Peter could act now on his feelings and try to build dwellings for Jesus, Moses, and Elijah. He could try to pin God down in one place. He could try to bend the will of God to suit himself and his swelling emotions. And if he does, he will miss his true calling. He will never find his own true identity that rests in eternity. He will be in the wrong place at the wrong time.


We know that Peter must travel with Jesus to Jerusalem. We know he will deny Jesus—he will fail three times. He will reach his lowest point. He will feel so far removed from this experience of eternity on the mountain. He will be shaken to the core of his identity.


But out of the disaster of the cross, out of the disaster of Peter's failings—out of the disaster of all our sins and sinfulness—comes the Resurrection.

Risen Life.

Eternal life.

Life when life seems impossible.

Always—always—God moves to bring about more and more life.

When the disciples heard this, they fell to the ground and were overcome by fear.

When the disciples hear God's voice, they are overcome with fear. This is just too much. The glory of God—the Jewish people call this the "Shekinah"—overwhelms them. They crumple in fear.

But Jesus came and touched them, saying, “Get up and do not be afraid.” And when they looked up, they saw no one except Jesus himself alone.

In their fear, Jesus comes.

They look up and see, not Moses and Elijah, but only Jesus, the fullness of both.

They listen and hear, not the voice of the Shekinah, but only Jesus, the Word of God. They do not need to be afraid.


In the days to come, when Jesus is taken from them and it seems like their whole world crumbles around them—everything they thought was true—they will need to recall this moment. They will need to get up, and be not afraid. The mystery will sustain them.

As they were coming down the mountain, Jesus ordered them, “Tell no one about the vision until after the Son of Man has been raised from the dead.”

On the way down the mountain, Jesus makes it clear again that, for now, this moment is a private moment just for them. Private, not secret. There is a difference, and we need to know the difference. The time comes for them to tell the world, when understanding has had time to grow.
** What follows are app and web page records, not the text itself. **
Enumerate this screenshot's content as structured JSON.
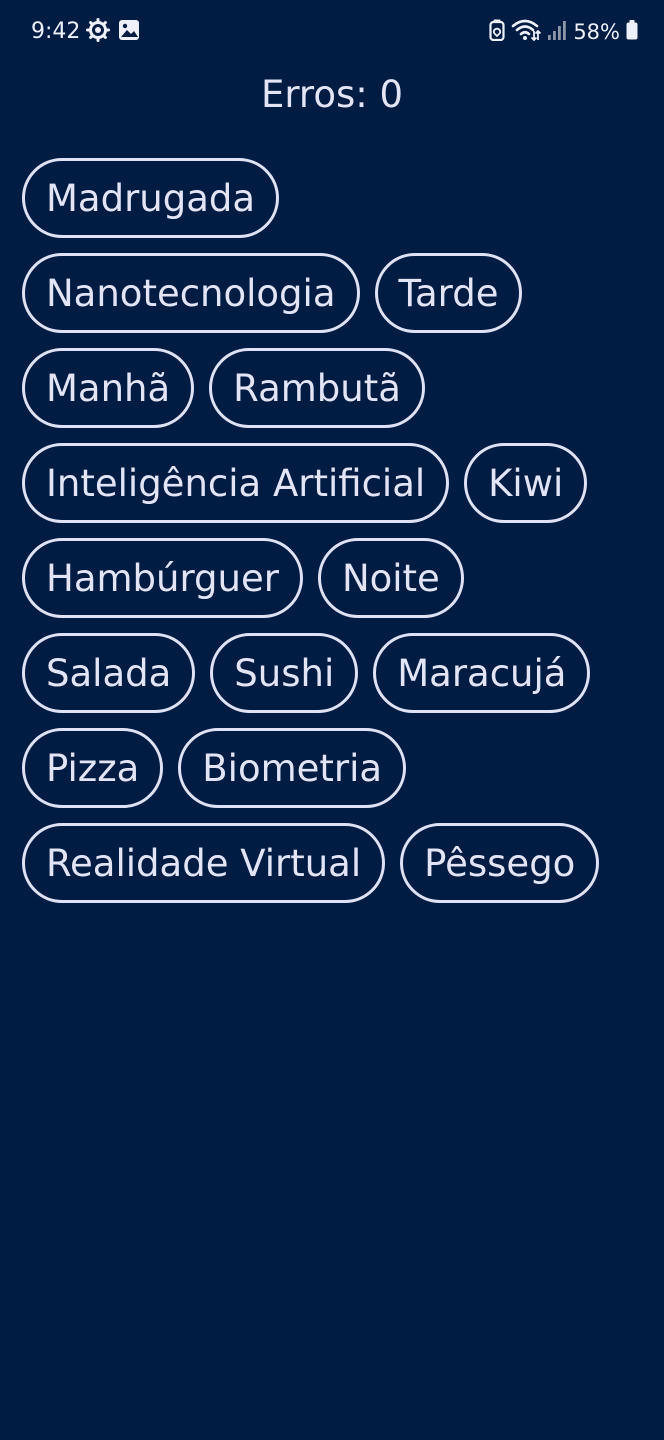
{
  "status_bar": {
    "time": "9:42",
    "left_icons": [
      "gear-icon",
      "image-icon"
    ],
    "right_icons": [
      "battery-saver-icon",
      "wifi-icon",
      "signal-icon"
    ],
    "battery_percent": "58%"
  },
  "score": {
    "label": "Erros: 0"
  },
  "chip_rows": [
    [
      "Madrugada"
    ],
    [
      "Nanotecnologia",
      "Tarde"
    ],
    [
      "Manhã",
      "Rambutã"
    ],
    [
      "Inteligência Artificial",
      "Kiwi"
    ],
    [
      "Hambúrguer",
      "Noite"
    ],
    [
      "Salada",
      "Sushi",
      "Maracujá"
    ],
    [
      "Pizza",
      "Biometria"
    ],
    [
      "Realidade Virtual",
      "Pêssego"
    ]
  ],
  "colors": {
    "background": "#011c42",
    "chip_border": "#dfe2f5",
    "text": "#e3e5f7"
  }
}
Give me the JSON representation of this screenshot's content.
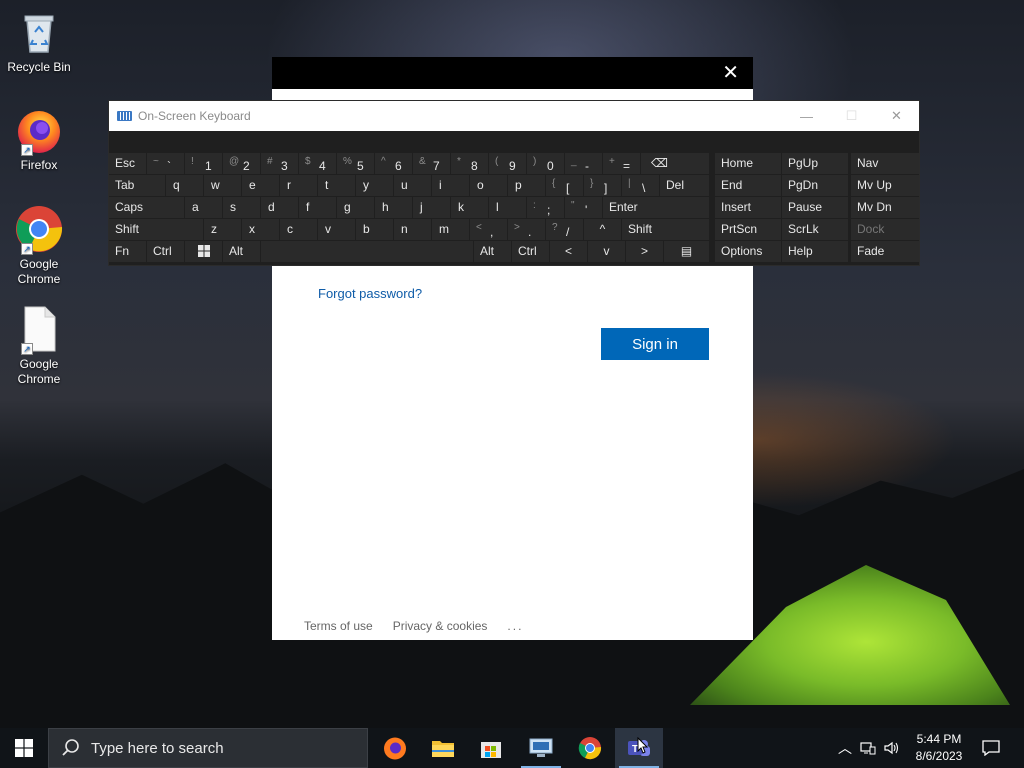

What can we learn from this feast in the middle of the summer? What does this vision of Jesus' true identity mean for us? What do we do with this mystery?


Like Peter, sometimes we feel emotion swell in us and we want to act. We think we know what to do. But God calls us to listen first—to ponder the mystery, not to think we can solve it. The mystery draws us closer to who God is and to who we are. Eventually we arrive at understanding.

If we listen to Jesus.

If we listen to the Word of God.


Trying to figure out who we are—our identity that rests in God—can be confusing. Trying to determine how we are to respond—our role in building the Kingdom—can even be frightening. But into our confusion and fear, Jesus comes. Jesus, the Word of God. We do not need to be afraid.


In days to come, when it seems like our whole world crumbles around us—everything we thought was true—we will need to recall this moment. We will need to get up, and be not afraid. The mystery will sustain us.


Peter and James and his brother John have each other—a safe, small group to discuss what they have heard and seen. As we grow through life, it helps to find safe, small groups of people with whom we can discuss the Word of God. Our calling is private, not secret. It is a mystery, and in pondering the mystery together, we draw closer to the One who knows us and calls us each by name.

32 views0 comments
bottom of page